Almost two years into our time in Ecuador, we are still learning and exploring. This week, we went into the mountains near Baños to investigate an idea for an addition to some Gapper programmes.
Baños is much loved of our Gappers – it arrives in the programme after some hard project work in the Amazon, and offers a break and some serious adrenaline pursuing. Slowly, the time there has stretched as each group of Gappers tells us they love the place and want more time there. Our latest idea is make it a good bit longer but include a completely different idea alongside the chill out time in town.
Baños sits in the shadow of Tungurahua, a very active volcano which periodically spits lava and smoke from its caldera. Our plan is to work with a foundation who are trying to conserve the natural habitat on its slopes. These forests are home to bears, tapirs, rare frogs, orchids, rare hardwood trees and some incredible views; all of which are under threat. (Don’t worry, between their land and the scary bit of the volcano are deep valleys so there is no danger of lava flows arriving in the night.)
The forests are dense with vegetation; among which are rare trees that we are planning to work to preserve, creating nurseries using saplings and reforesting with mixed forest to replicate the natural, virgin forest that dominates these hills. There are waterfalls and springs that are the very beginnings of the Amazon river – the water in them is going all the way to the Atlantic through the Amazon jungle. Through the climb up we ate strange fruits, some of which were actually quite nice. We saw a footprint of a tapir, and his bed; not him though. We saw orchids clinging to the sides of trees and a spider that had died because he ate a mushroom and it took over his body from the inside (that’s the reddy/yellow looking thing in one of the photos below).
The lodge is simple, but “cool” for want of a better word. You are up in the hills, cooking is on an open fire and the views are incredible. This is a unique place and being there is extraordinary – the loss of a few creature comforts is a small price to pay. There is mobile reception, which is frankly just depressing.
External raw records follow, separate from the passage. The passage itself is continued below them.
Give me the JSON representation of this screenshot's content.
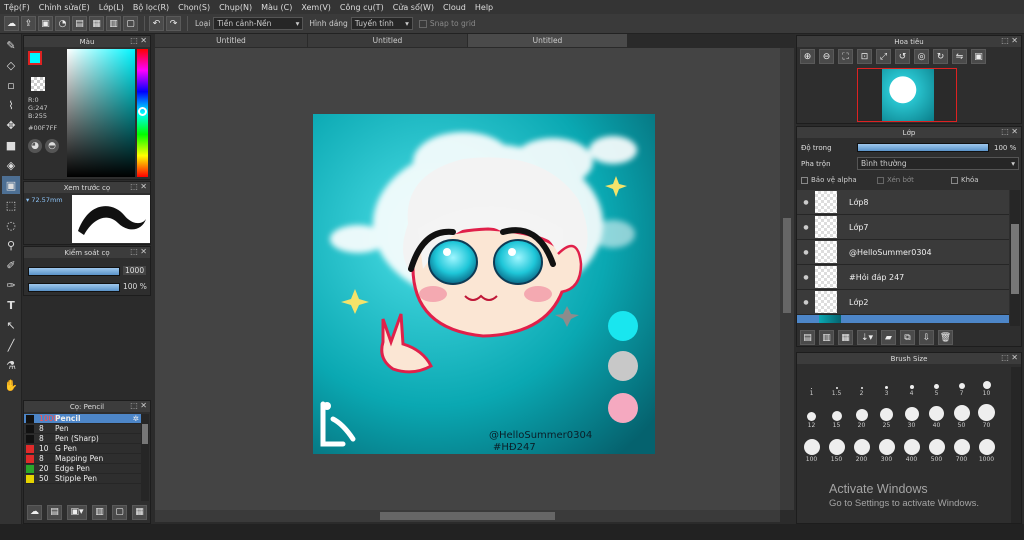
{
  "menu": [
    "Tệp(F)",
    "Chỉnh sửa(E)",
    "Lớp(L)",
    "Bộ lọc(R)",
    "Chọn(S)",
    "Chụp(N)",
    "Màu (C)",
    "Xem(V)",
    "Công cụ(T)",
    "Cửa sổ(W)",
    "Cloud",
    "Help"
  ],
  "toolbar": {
    "loai_label": "Loại",
    "loai_value": "Tiền cảnh-Nền",
    "hinh_dang_label": "Hình dáng",
    "hinh_dang_value": "Tuyến tính",
    "snap_label": "Snap to grid"
  },
  "tabs": [
    "Untitled",
    "Untitled",
    "Untitled"
  ],
  "color_panel": {
    "title": "Màu",
    "r": "R:0",
    "g": "G:247",
    "b": "B:255",
    "hex": "#00F7FF",
    "foreground": "#00F7FF"
  },
  "preview_panel": {
    "title": "Xem trước cọ",
    "size": "72.57mm"
  },
  "control_panel": {
    "title": "Kiểm soát cọ",
    "size_value": "1000",
    "opacity_value": "100 %",
    "size_fill": 1.0,
    "opacity_fill": 1.0
  },
  "brush_panel": {
    "title": "Cọ: Pencil",
    "items": [
      {
        "size": "1000",
        "name": "Pencil",
        "color": "#111111"
      },
      {
        "size": "8",
        "name": "Pen",
        "color": "#111111"
      },
      {
        "size": "8",
        "name": "Pen (Sharp)",
        "color": "#111111"
      },
      {
        "size": "10",
        "name": "G Pen",
        "color": "#e02a2a"
      },
      {
        "size": "8",
        "name": "Mapping Pen",
        "color": "#e02a2a"
      },
      {
        "size": "20",
        "name": "Edge Pen",
        "color": "#2aa52a"
      },
      {
        "size": "50",
        "name": "Stipple Pen",
        "color": "#e6d400"
      }
    ]
  },
  "navigator": {
    "title": "Hoa tiêu"
  },
  "layer_panel": {
    "title": "Lớp",
    "opacity_label": "Độ trong",
    "opacity_value": "100 %",
    "opacity_fill": 1.0,
    "blend_label": "Pha trộn",
    "blend_value": "Bình thường",
    "protect_alpha": "Bảo vệ alpha",
    "clipping": "Xén bớt",
    "lock": "Khóa",
    "layers": [
      "Lớp8",
      "Lớp7",
      "@HelloSummer0304",
      "#Hỏi đáp 247",
      "Lớp2"
    ]
  },
  "brush_size": {
    "title": "Brush Size",
    "row1": [
      "1",
      "1.5",
      "2",
      "3",
      "4",
      "5",
      "7",
      "10"
    ],
    "row2": [
      "12",
      "15",
      "20",
      "25",
      "30",
      "40",
      "50",
      "70"
    ],
    "row3": [
      "100",
      "150",
      "200",
      "300",
      "400",
      "500",
      "700",
      "1000"
    ]
  },
  "watermark": {
    "line1": "Activate Windows",
    "line2": "Go to Settings to activate Windows."
  },
  "artwork": {
    "signature_line1": "@HelloSummer0304",
    "signature_line2": "#HĐ247"
  },
  "colors": {
    "swatch1": "#19e6ef",
    "swatch2": "#c8c8c8",
    "swatch3": "#f5a9c0",
    "canvas_bg": "#10b3bc"
  }
}
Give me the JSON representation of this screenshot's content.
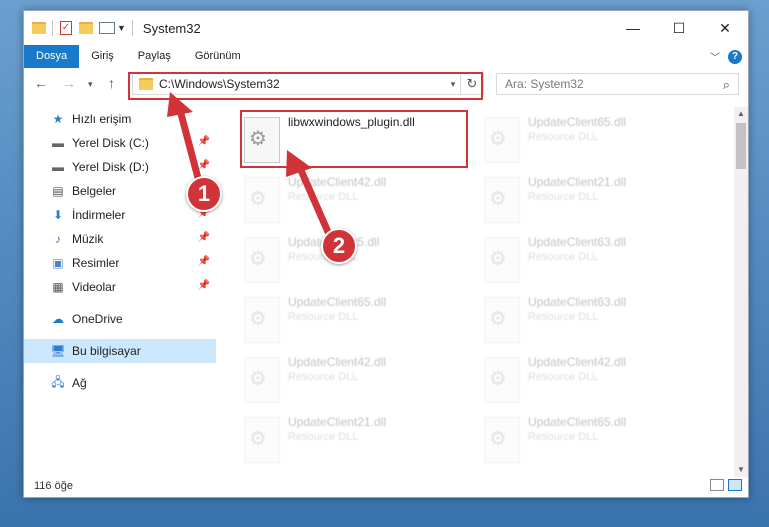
{
  "window": {
    "title": "System32",
    "controls": {
      "minimize": "—",
      "maximize": "☐",
      "close": "✕"
    }
  },
  "ribbon": {
    "tabs": [
      "Dosya",
      "Giriş",
      "Paylaş",
      "Görünüm"
    ],
    "active_tab": "Dosya",
    "help": "?"
  },
  "address": {
    "path": "C:\\Windows\\System32",
    "search_placeholder": "Ara: System32"
  },
  "nav": {
    "items": [
      {
        "label": "Hızlı erişim",
        "icon": "star-icon",
        "pinned": false
      },
      {
        "label": "Yerel Disk (C:)",
        "icon": "drive-icon",
        "pinned": true
      },
      {
        "label": "Yerel Disk (D:)",
        "icon": "drive-icon",
        "pinned": true
      },
      {
        "label": "Belgeler",
        "icon": "document-icon",
        "pinned": true
      },
      {
        "label": "İndirmeler",
        "icon": "download-icon",
        "pinned": true
      },
      {
        "label": "Müzik",
        "icon": "music-icon",
        "pinned": true
      },
      {
        "label": "Resimler",
        "icon": "pictures-icon",
        "pinned": true
      },
      {
        "label": "Videolar",
        "icon": "video-icon",
        "pinned": true
      },
      {
        "label": "OneDrive",
        "icon": "cloud-icon",
        "pinned": false
      },
      {
        "label": "Bu bilgisayar",
        "icon": "computer-icon",
        "pinned": false
      },
      {
        "label": "Ağ",
        "icon": "network-icon",
        "pinned": false
      }
    ],
    "selected": "Bu bilgisayar"
  },
  "files": [
    {
      "name": "libwxwindows_plugin.dll",
      "type": "",
      "highlighted": true
    },
    {
      "name": "UpdateClient65.dll",
      "type": "Resource DLL"
    },
    {
      "name": "UpdateClient42.dll",
      "type": "Resource DLL"
    },
    {
      "name": "UpdateClient21.dll",
      "type": "Resource DLL"
    },
    {
      "name": "UpdateClient5.dll",
      "type": "Resource DLL"
    },
    {
      "name": "UpdateClient63.dll",
      "type": "Resource DLL"
    },
    {
      "name": "UpdateClient65.dll",
      "type": "Resource DLL"
    },
    {
      "name": "UpdateClient63.dll",
      "type": "Resource DLL"
    },
    {
      "name": "UpdateClient42.dll",
      "type": "Resource DLL"
    },
    {
      "name": "UpdateClient42.dll",
      "type": "Resource DLL"
    },
    {
      "name": "UpdateClient21.dll",
      "type": "Resource DLL"
    },
    {
      "name": "UpdateClient65.dll",
      "type": "Resource DLL"
    }
  ],
  "status": {
    "count": "116 öğe"
  },
  "annotations": {
    "step1": "1",
    "step2": "2"
  },
  "colors": {
    "accent": "#1979ca",
    "highlight_red": "#d13438",
    "selected_bg": "#cce8ff"
  }
}
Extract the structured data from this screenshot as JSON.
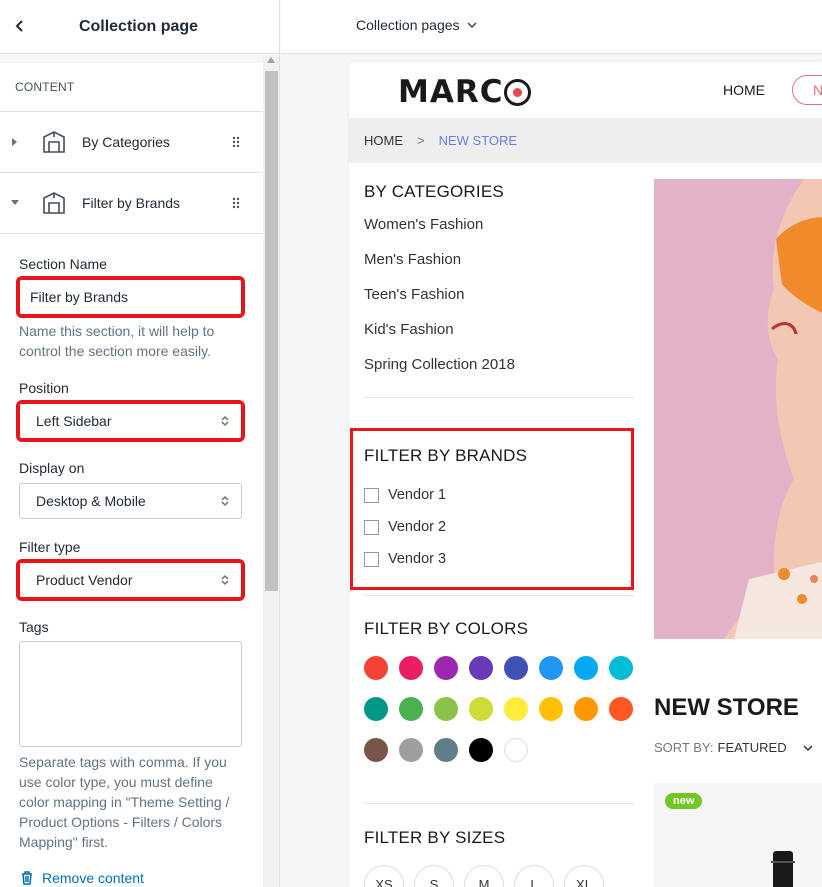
{
  "sidebar": {
    "title": "Collection page",
    "content_header": "CONTENT",
    "sections": [
      {
        "label": "By Categories",
        "expanded": false
      },
      {
        "label": "Filter by Brands",
        "expanded": true
      }
    ],
    "form": {
      "section_name_label": "Section Name",
      "section_name_value": "Filter by Brands",
      "section_name_help": "Name this section, it will help to control the section more easily.",
      "position_label": "Position",
      "position_value": "Left Sidebar",
      "display_label": "Display on",
      "display_value": "Desktop & Mobile",
      "filter_type_label": "Filter type",
      "filter_type_value": "Product Vendor",
      "tags_label": "Tags",
      "tags_value": "",
      "tags_help": "Separate tags with comma. If you use color type, you must define color mapping in \"Theme Setting / Product Options - Filters / Colors Mapping\" first.",
      "remove_label": "Remove content"
    }
  },
  "topbar": {
    "page_select": "Collection pages"
  },
  "store": {
    "logo": "MARCO",
    "logo_prefix": "MARC",
    "nav_home": "HOME",
    "nav_pill": "N",
    "breadcrumb_home": "HOME",
    "breadcrumb_sep": ">",
    "breadcrumb_current": "NEW STORE",
    "categories_title": "BY CATEGORIES",
    "categories": [
      "Women's Fashion",
      "Men's Fashion",
      "Teen's Fashion",
      "Kid's Fashion",
      "Spring Collection 2018"
    ],
    "brands_title": "FILTER BY BRANDS",
    "vendors": [
      "Vendor 1",
      "Vendor 2",
      "Vendor 3"
    ],
    "colors_title": "FILTER BY COLORS",
    "colors": [
      "#f44336",
      "#e91e63",
      "#9c27b0",
      "#673ab7",
      "#3f51b5",
      "#2196f3",
      "#03a9f4",
      "#00bcd4",
      "#009688",
      "#4caf50",
      "#8bc34a",
      "#cddc39",
      "#ffeb3b",
      "#ffc107",
      "#ff9800",
      "#ff5722",
      "#795548",
      "#9e9e9e",
      "#607d8b",
      "#000000",
      "#ffffff"
    ],
    "sizes_title": "FILTER BY SIZES",
    "sizes": [
      "XS",
      "S",
      "M",
      "L",
      "XL"
    ],
    "collection_title": "NEW STORE",
    "sort_label": "SORT BY:",
    "sort_value": "FEATURED",
    "product_badge": "new"
  }
}
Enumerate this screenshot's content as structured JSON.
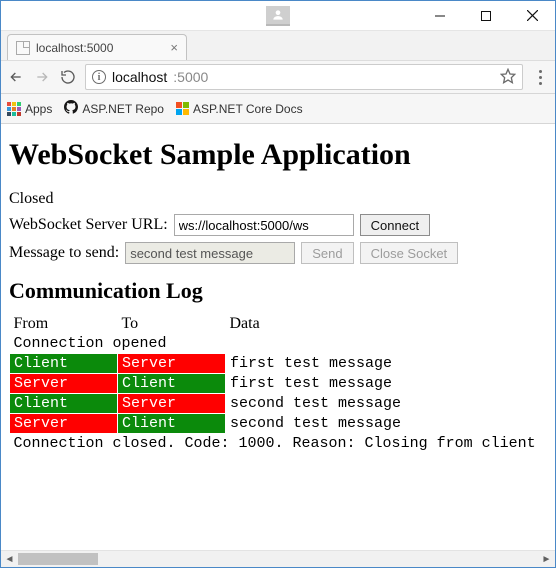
{
  "window": {
    "tab_title": "localhost:5000",
    "url_host": "localhost",
    "url_rest": ":5000"
  },
  "bookmarks": {
    "apps": "Apps",
    "item1": "ASP.NET Repo",
    "item2": "ASP.NET Core Docs"
  },
  "page": {
    "title": "WebSocket Sample Application",
    "status": "Closed",
    "url_label": "WebSocket Server URL:",
    "url_value": "ws://localhost:5000/ws",
    "connect": "Connect",
    "msg_label": "Message to send:",
    "msg_value": "second test message",
    "send": "Send",
    "close_socket": "Close Socket",
    "log_title": "Communication Log",
    "headers": {
      "from": "From",
      "to": "To",
      "data": "Data"
    },
    "opened": "Connection opened",
    "rows": [
      {
        "from": "Client",
        "to": "Server",
        "data": "first test message"
      },
      {
        "from": "Server",
        "to": "Client",
        "data": "first test message"
      },
      {
        "from": "Client",
        "to": "Server",
        "data": "second test message"
      },
      {
        "from": "Server",
        "to": "Client",
        "data": "second test message"
      }
    ],
    "closed": "Connection closed. Code: 1000. Reason: Closing from client"
  }
}
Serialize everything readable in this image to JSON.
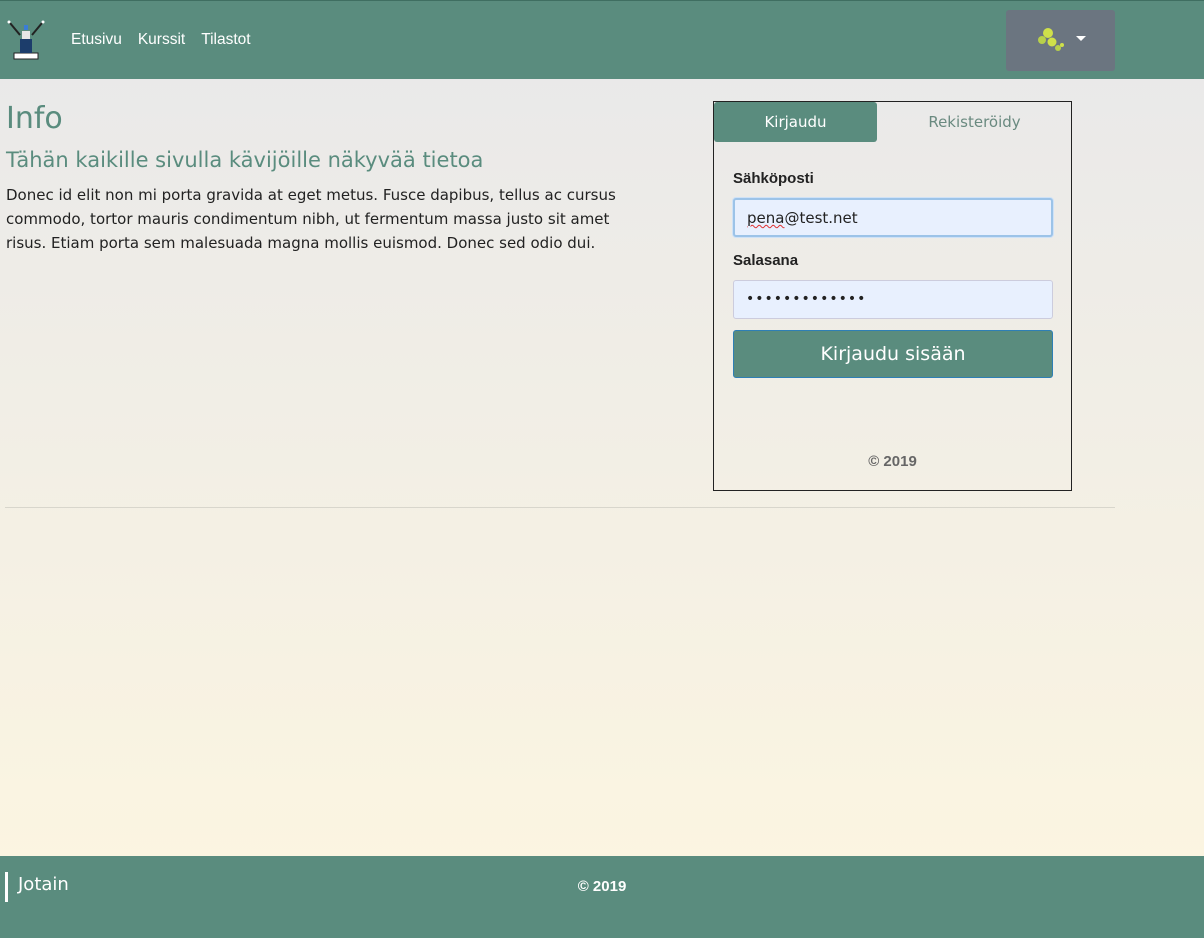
{
  "navbar": {
    "links": [
      "Etusivu",
      "Kurssit",
      "Tilastot"
    ],
    "brand_color": "#5a8c7e",
    "logo_icon": "trophy-figure-icon",
    "user_menu_icon": "user-avatar-icon"
  },
  "info": {
    "title": "Info",
    "subtitle": "Tähän kaikille sivulla kävijöille näkyvää tietoa",
    "body": "Donec id elit non mi porta gravida at eget metus. Fusce dapibus, tellus ac cursus commodo, tortor mauris condimentum nibh, ut fermentum massa justo sit amet risus. Etiam porta sem malesuada magna mollis euismod. Donec sed odio dui."
  },
  "login": {
    "tabs": {
      "login": "Kirjaudu",
      "register": "Rekisteröidy"
    },
    "email_label": "Sähköposti",
    "email_value_prefix": "pena",
    "email_value_suffix": "@test.net",
    "password_label": "Salasana",
    "password_value": "•••••••••••••",
    "submit_label": "Kirjaudu sisään",
    "footer": "© 2019"
  },
  "footer": {
    "left": "Jotain",
    "center": "© 2019"
  }
}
Above the lodge you reach the paramo – from there you can see Tungurahua and the glaciers of Cotopaxi and Chimborazo (the peak of which is the closest point on earth to the sun). This is Ecuador at its best – a bewildering array of environments, beauty, friendly people, a few splashes of the weird and wonderful and then the chance to chill out in a great little town and have some man made adventures.